Differences on energy conservation come to light at energy summit
Energy efficiency is "one of the things we all agree on," said Sen. Jeanne Shaheen, to a filled-to-capacity banquet room at the 2012 New Hampshire Energy Summit Monday morning at the Holiday Inn in Concord. But how much agreement is there?
While no one was arguing whether or not to conserve energy, the discussion about how to achieve conservation goals was a major undercurrent during the summit, which culminated with the appearance of the two gubernatorial candidates, though not at the same time.
While the conference touched on everything from the low price of natural gas to the increased competition among companies to supply residential customers with electricity, it was the Regional Greenhouse Gas Initiative in particular — and government subsidies in general — that was one of the hottest topics at the summit.
RGGI is a 10-state program that requires power producers to bid for allowances to emit gases that contribute to global warming and can then be traded on the open market. The proceeds from the auctions are returned to the states, which can use the funds for energy-efficiency programs, rebates to ratepayers or, as in the case of New Hampshire, to plug holes in the state budget.
If RGGI was a political football, it was Susan Tierney — managing principal of The Analysis Group and former Assistant Secretary for Policy at the Department of Energy under President Clinton — who kicked it off, with what she called an extensive "reality check" on the state of New Hampshire's energy picture.

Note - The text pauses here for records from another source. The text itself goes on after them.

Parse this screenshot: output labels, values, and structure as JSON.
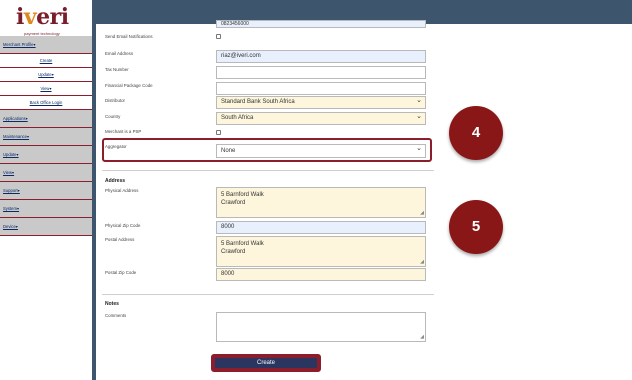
{
  "brand": {
    "logo": "iveri",
    "tagline": "payment technology"
  },
  "sidebar": {
    "items": [
      {
        "label": "Merchant Profile▾",
        "kind": "main"
      },
      {
        "label": "Create",
        "kind": "sub"
      },
      {
        "label": "Update▾",
        "kind": "main"
      },
      {
        "label": "View▾",
        "kind": "main"
      },
      {
        "label": "Back Office Login",
        "kind": "sub"
      },
      {
        "label": "Applications▾",
        "kind": "main"
      },
      {
        "label": "Maintenance▾",
        "kind": "main"
      },
      {
        "label": "Update▾",
        "kind": "main"
      },
      {
        "label": "View▾",
        "kind": "main"
      },
      {
        "label": "Support▾",
        "kind": "main"
      },
      {
        "label": "System▾",
        "kind": "main"
      },
      {
        "label": "Device▾",
        "kind": "main"
      }
    ]
  },
  "form": {
    "top_value": "0823456000",
    "send_email_label": "Send Email Notifications",
    "email_label": "Email Address",
    "email_value": "riaz@iveri.com",
    "tax_label": "Tax Number",
    "financial_label": "Financial Package Code",
    "distributor_label": "Distributor",
    "distributor_value": "Standard Bank South Africa",
    "country_label": "Country",
    "country_value": "South Africa",
    "psp_label": "Merchant is a PSP",
    "aggregator_label": "Aggregator",
    "aggregator_value": "None",
    "address_title": "Address",
    "physical_address_label": "Physical Address",
    "physical_address_line1": "5 Barnford Walk",
    "physical_address_line2": "Crawford",
    "physical_zip_label": "Physical Zip Code",
    "physical_zip_value": "8000",
    "postal_address_label": "Postal Address",
    "postal_address_line1": "5 Barnford Walk",
    "postal_address_line2": "Crawford",
    "postal_zip_label": "Postal Zip Code",
    "postal_zip_value": "8000",
    "notes_title": "Notes",
    "comments_label": "Comments",
    "create_label": "Create"
  },
  "callouts": {
    "step4": "4",
    "step5": "5"
  },
  "colors": {
    "topbar": "#3d566e",
    "accent": "#8b1d2c",
    "button": "#2a3560",
    "badge": "#8a1717"
  }
}
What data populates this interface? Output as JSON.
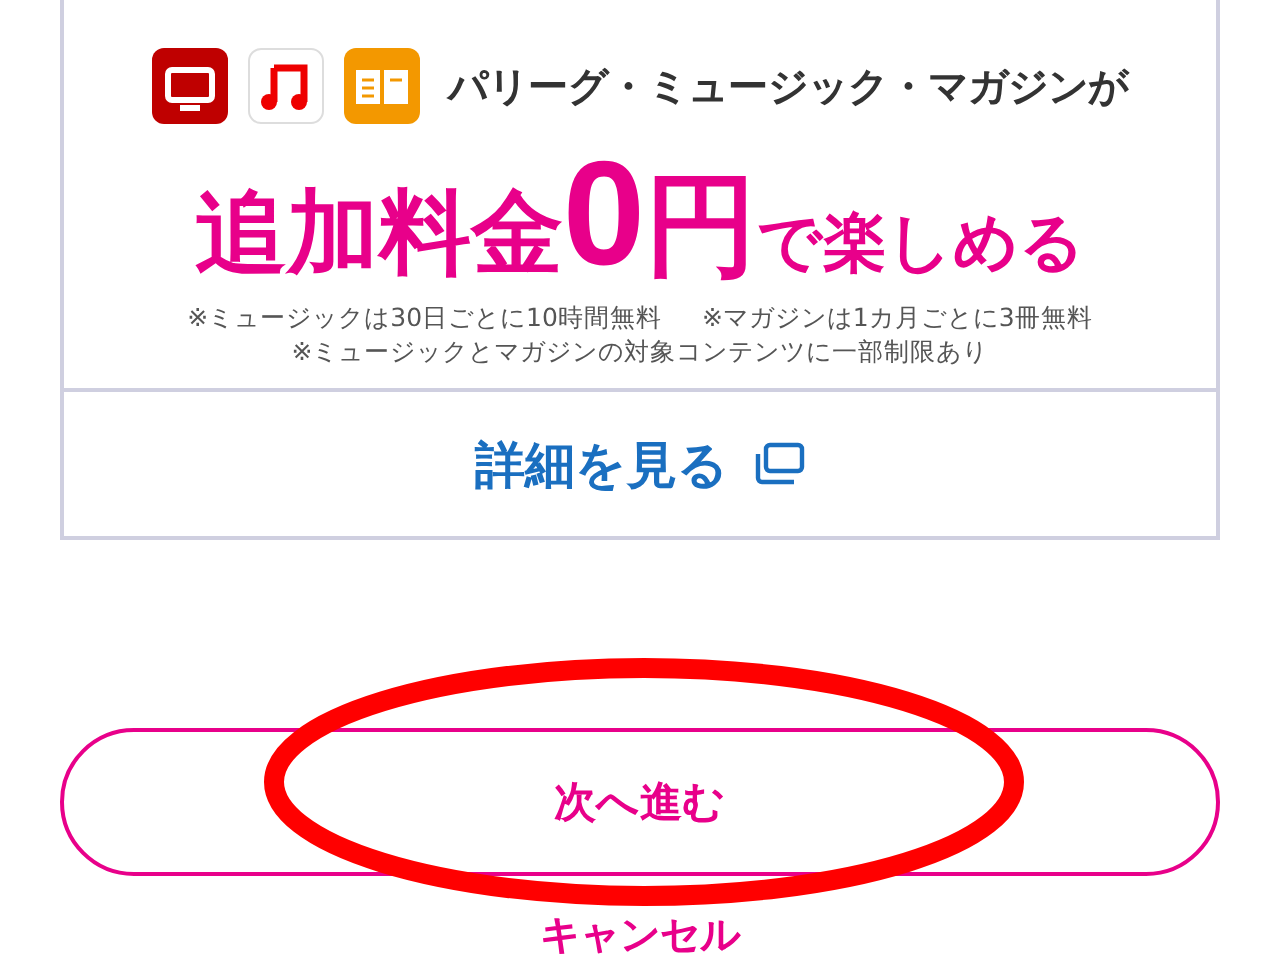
{
  "promo": {
    "services_line": "パリーグ・ミュージック・マガジンが",
    "headline": [
      {
        "text": "追加料金",
        "kind": "large"
      },
      {
        "text": "0",
        "kind": "huge"
      },
      {
        "text": "円",
        "kind": "big"
      },
      {
        "text": "で楽しめる",
        "kind": "medium"
      }
    ],
    "notes": [
      [
        "※ミュージックは30日ごとに10時間無料",
        "※マガジンは1カ月ごとに3冊無料"
      ],
      [
        "※ミュージックとマガジンの対象コンテンツに一部制限あり"
      ]
    ],
    "details_link": "詳細を見る"
  },
  "next_button": "次へ進む",
  "cancel_link": "キャンセル"
}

Yes, the state has among the highest energy rates, she said, but because of the state's increased efficiency, it uses less electricity, thus putting it in the "middle of the pack" when it comes to what residents and businesses actually pay.
Indeed, she said, the state's rates have gone down since 2008, and it had the third-lowest rate increase since 1995.Membership in RGGI contributed to this, she argued, in a detailed analysis of the program. Overall, while rates rose 0.7 of a percent because of the program in the RGGI states, it resulted in $1.6 billion of economic value.
That's because the ratepayers don't ship money out of state to buy fuel, but instead spend it locally to weatherize homes and businesses. That efficiency in turn means that the region needs less generating capacity, which brings down the total cost of electricity.
In New Hampshire, that translates into $17 million and 458 jobs — and that is a conservative estimate, she said, since a large percentage of the funds have not been spent yet.
The more a state uses the auction proceeds for energy efficiency (and the less rebated back to customers), the greater the benefits, Tierney argued.
The Granite State spent all of its money on efficiency before it modified the RGGI funds' use during the last legislative session, as an alternative to outright repeal. It now rebates a significant percentage back to ratepayers.
Tierney said those who benefit from subsidies are consumers and businesses, while it cost producers money.
"It's a transfer from generators to consumers," said Tierney.But according to two producers, Tierney took her eye off the ball when she discounted New Hampshire's high electricity rates.The state had the fifth-highest rates in the nation, emphasized Mike Hachey, vice president of regulatory affairs and compliance for TransCanada Power Marketing, which supplies electricity to commercial and industrial customers.
"I feel less comfortable with those rates," he said, arguing that the consumer should "decide how to use your money more productively," and that government programs end up "charging more rather than lower costs."
Dan Allegretti, vice president of energy policy at Constellation Energy — which is selling power to both commercial and residential customers — said his company was fostering energy conservation as part of a total package to make his company more competitive.
The problem with government incentives that drive up the cost of electricity in order to lower it in the future is that "the question is who should bear the risk and take the consequences. We put our own capital at risk.
"The discussion of the merits of RGGI didn't end there. The Retail Merchants Association of New Hampshire praised the program for enabling its members to remain competitive. It was a view echoed by Keith McBrien, a consultant with GDS Associates, who credited subsidies (including RGGI) with enabling two businesses to go forward with energy projects saving them tens of thousands of dollars — Ragged Mountain Equipment in Intervale and Great North Management in Exeter.
"The incentives bring the payback down to a palliative level," said McBrien. And the program's deadlines help too, "because without the timelines, there is less of a sense of urgency."
During their appearances, differences over RGGI reflected a philosophical difference between the state's two gubernatorial candidates.
While the Democrats' gubernatorial nominee, Maggie Hassan, said she was "proud to be a supporter of RGGI," her Republican opponent, Ovide Lamontagne, said he wants to "eliminate cap-and-trade schemes.
"For Lamontagne, the state's energy policy should be "pro-business and pro-security. Everything else should flow from there."
For Hassan, however, the state should be helping "invest in clean and sustainable energy" and that while the "free market has enormous potential," businesses should "execute within the framework" of "an appropriate incentive structure."